March 11, 2010

As an expansion stage venture capitalist who strongly believes in companies developing great user experiences, I spend a lot of time designing and redesigning experiences in my head every day. For example,

– When I use a website, I redesign the experience in my head, mostly redesigning the UI to its simplest form.

– As venture capital advisors to our portfolio companies, we both use the products that our portfolio companies create and we give them feedback on the user experience.

– When I stand in lines with multiple cash registers and multiple queues, I redesign the lines in my head to create a single line (so that the customers are not frustrated when they get in a slow line).

– When I get stuck in a line at a toll booth, I think through what the state needs to do to have transponders as part of vehicle registration and how we should not have toll booths any longer.

In general, I have a really strong belief that a differentiated and valuable user experience is the single most important factor driving business growth strategies. Because of this belief, when I get a great experience, I notice (and sometimes even blog about it) and when I get bad experiences, I tend to redesign them in my head and then complain about them a lot.

This series of blog posts comes from a really bad series of user experiences and one really nice TSA agent at Logan Airport. The net result from my experiences is that I renewed my driver’s license after spending a lot of time being frustrated, redesigning (in my head) the experience offered by a number of organizations, and wondering why any of a number of organizations didn’t address a seemingly common issue…any of them could have improved my user experience, but none of them did.

I am writing about the experience not to complain about the RMV, but rather to point out how bad experiences effect people and to encourage you to really push your product and development teams, sales support and marketing teams, and customer service teams to really understand how their touch points with the users, buyers, and other market participants are perceived and, even better, how they could redesign the touch points and experiences to drive a much more positive perception!
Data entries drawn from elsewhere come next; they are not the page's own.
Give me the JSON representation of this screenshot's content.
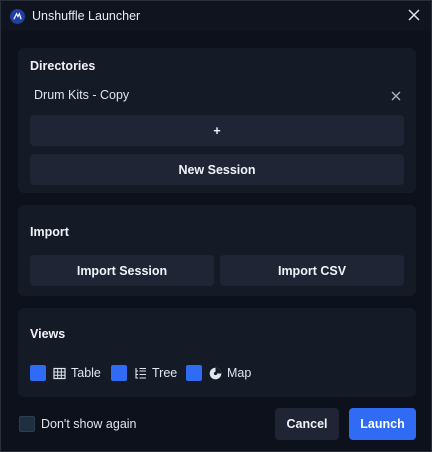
{
  "window": {
    "title": "Unshuffle Launcher",
    "app_icon": "app-logo-icon",
    "close_icon": "close-icon"
  },
  "directories": {
    "heading": "Directories",
    "items": [
      {
        "label": "Drum Kits - Copy",
        "remove_icon": "close-icon"
      }
    ],
    "add_label": "+",
    "new_session_label": "New Session"
  },
  "import": {
    "heading": "Import",
    "import_session_label": "Import Session",
    "import_csv_label": "Import CSV"
  },
  "views": {
    "heading": "Views",
    "items": [
      {
        "label": "Table",
        "icon": "table-icon",
        "checked": true
      },
      {
        "label": "Tree",
        "icon": "tree-icon",
        "checked": true
      },
      {
        "label": "Map",
        "icon": "map-icon",
        "checked": true
      }
    ]
  },
  "footer": {
    "dont_show_label": "Don't show again",
    "dont_show_checked": false,
    "cancel_label": "Cancel",
    "launch_label": "Launch"
  },
  "colors": {
    "accent": "#2f6bf5",
    "background": "#0d111b",
    "panel": "#151a27",
    "button": "#1f2535"
  }
}
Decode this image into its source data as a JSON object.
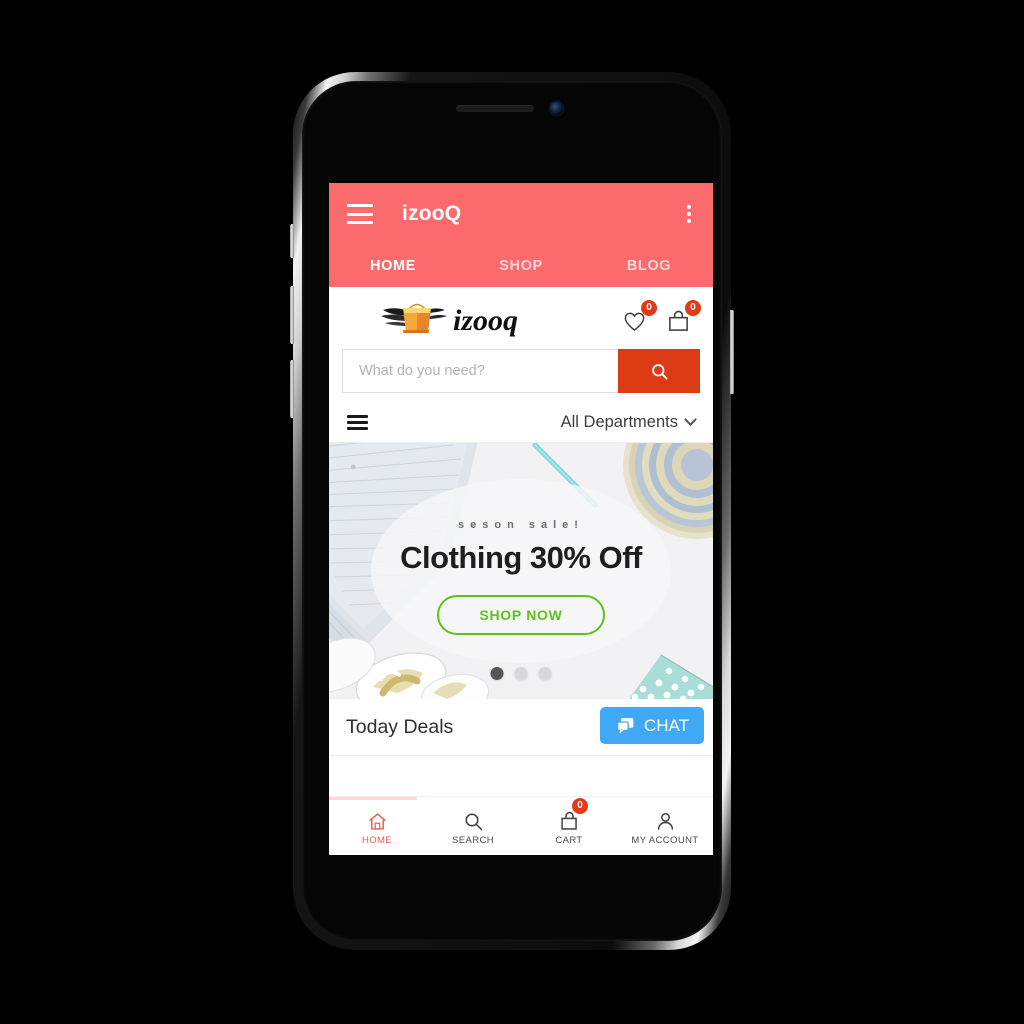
{
  "device": {
    "type": "smartphone-mockup"
  },
  "appbar": {
    "menu_icon": "hamburger-menu-icon",
    "title": "izooQ",
    "overflow_icon": "kebab-menu-icon",
    "tabs": [
      {
        "label": "HOME",
        "active": true
      },
      {
        "label": "SHOP",
        "active": false
      },
      {
        "label": "BLOG",
        "active": false
      }
    ],
    "background_color": "#fb6a6d"
  },
  "logo_row": {
    "logo_text": "izooq",
    "logo_icon": "winged-shopping-bag-icon",
    "wishlist": {
      "icon": "heart-icon",
      "count": "0"
    },
    "cart": {
      "icon": "shopping-bag-icon",
      "count": "0"
    },
    "badge_color": "#e23a18"
  },
  "search": {
    "placeholder": "What do you need?",
    "value": "",
    "button_icon": "search-icon",
    "button_color": "#dd3a16"
  },
  "departments": {
    "menu_icon": "hamburger-menu-icon",
    "label": "All Departments",
    "chevron_icon": "chevron-down-icon"
  },
  "hero": {
    "kicker": "seson sale!",
    "title": "Clothing 30% Off",
    "cta_label": "SHOP NOW",
    "cta_color": "#5fc21a",
    "dots": [
      {
        "active": true
      },
      {
        "active": false
      },
      {
        "active": false
      }
    ]
  },
  "deals": {
    "title": "Today Deals",
    "chat_label": "CHAT",
    "chat_icon": "chat-bubble-icon",
    "chat_color": "#3fa9f5"
  },
  "bottom_nav": {
    "items": [
      {
        "label": "HOME",
        "icon": "home-icon",
        "active": true,
        "badge": ""
      },
      {
        "label": "SEARCH",
        "icon": "search-icon",
        "active": false,
        "badge": ""
      },
      {
        "label": "CART",
        "icon": "shopping-bag-icon",
        "active": false,
        "badge": "0"
      },
      {
        "label": "MY ACCOUNT",
        "icon": "user-icon",
        "active": false,
        "badge": ""
      }
    ],
    "active_color": "#e8604f"
  }
}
Founder & Partner

As the founder of OpenView, Scott focuses on distinctive business models and products that uniquely address a meaningful market pain point. This includes a broad interest in application and infrastructure companies, and businesses that are addressing the next generation of technology, including SaaS, cloud computing, mobile platforms, storage, networking, IT tools, and development tools.